His arrival was met with little notice and even less excitement. There was no applause for the headliner or his fairy tale pal.
“Easter Bunny and Humpty Dumpty coming through!” Amelia McDaniel announced through the bullhorn to the crowd of hundreds as the bunny and his accident-prone sidekick headed to their respective posts at Sunday’s 17th annual Spring Frolic and Egg Hunt in Hyde Park.
As the entourage shuffled by, Rick Wright turned to his 3-year-old daughter, Grace, and asked, “Did you see Humpty Dumpty?” to which Grace smiled and said “Humpty Dumpty, yeah!”
Not one word about the rabbit.
Just where in the pecking order the Easter Bunny fits has always been something of a vexing conundrum.
Now with Santa Claus, there’s never been any doubt about his top-tier status. A guy with that much swag to hand out once a year? Get outta here. Santa shows up at Hyde Park, even on Easter Sunday, and the people clap their hands off.
The Tooth Fairy is someone a kid is never going to meet. But anybody with that many quarters, 50-cent pieces and dollar bills to slip under complete strangers’ pillows — just for losing their baby teeth? That’s one applause-worthy mythical figure.
Still, 15-year-old Adrian Lara, the Cristo Rey High School student in the bunny suit with its droopy ears and adorable pink tail, didn’t mind the lack of respect.
After all, he doesn’t exactly consider himself the Easter Bunny, vaunted bearer of chocolate eggs, malted milk balls and Peeps.
“Easter Bunny helper” is more his role, he said.
He helped Sunday by planting his furry behind on the middle of three straw bales in front of a colorful backdrop propped against a tree. By the ones, twos, threes and fours, kids sat next to him at the urging of their camera-wielding parents, while elsewhere in the park longer lines formed for the petting zoo, the pony rides and snacks.

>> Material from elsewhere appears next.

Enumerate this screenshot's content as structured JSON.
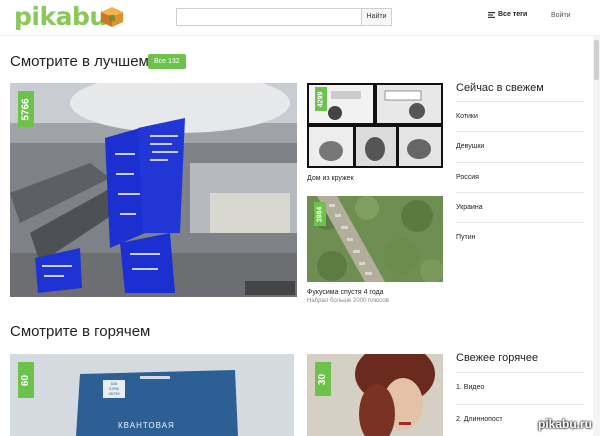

And all of it, like the candy in the egg hunt, provided free by the event’s sponsors: Pilgrim Center Inc., Hyde Park Neighborhood Association, the Kansas City Parks & Recreation Department and KC Complete Auto Service.
“Smile, Easter Bunny, you’ve got to smile,” Tanisha Garner of Kansas City called out as she and her kids neared the front.
Lara forced a toothless grin as the line began to dissipate. At one point, a family asked the rabbit to leave so they could get their picture taken in front of the backdrop without him.
Then after 25 minutes of photo ops, the Easter Bunny was suddenly alone. Across the park, the egg hunt had begun.
It was a little hot inside that suit, Adrian said as he wiped his brow with one paw and stood to wipe the straw from his haunches with the other.
That’s when Christina Hentzen and her kids Roman, 7, and Aris, 4, walked up.
“Easter Bunny, do you have time for us?” she asked.
They’d timed it right, for as soon as the egg hunt was over, the line formed again. Now it was even longer than before.
Almost as long as the one to pet the donkey and the ducks.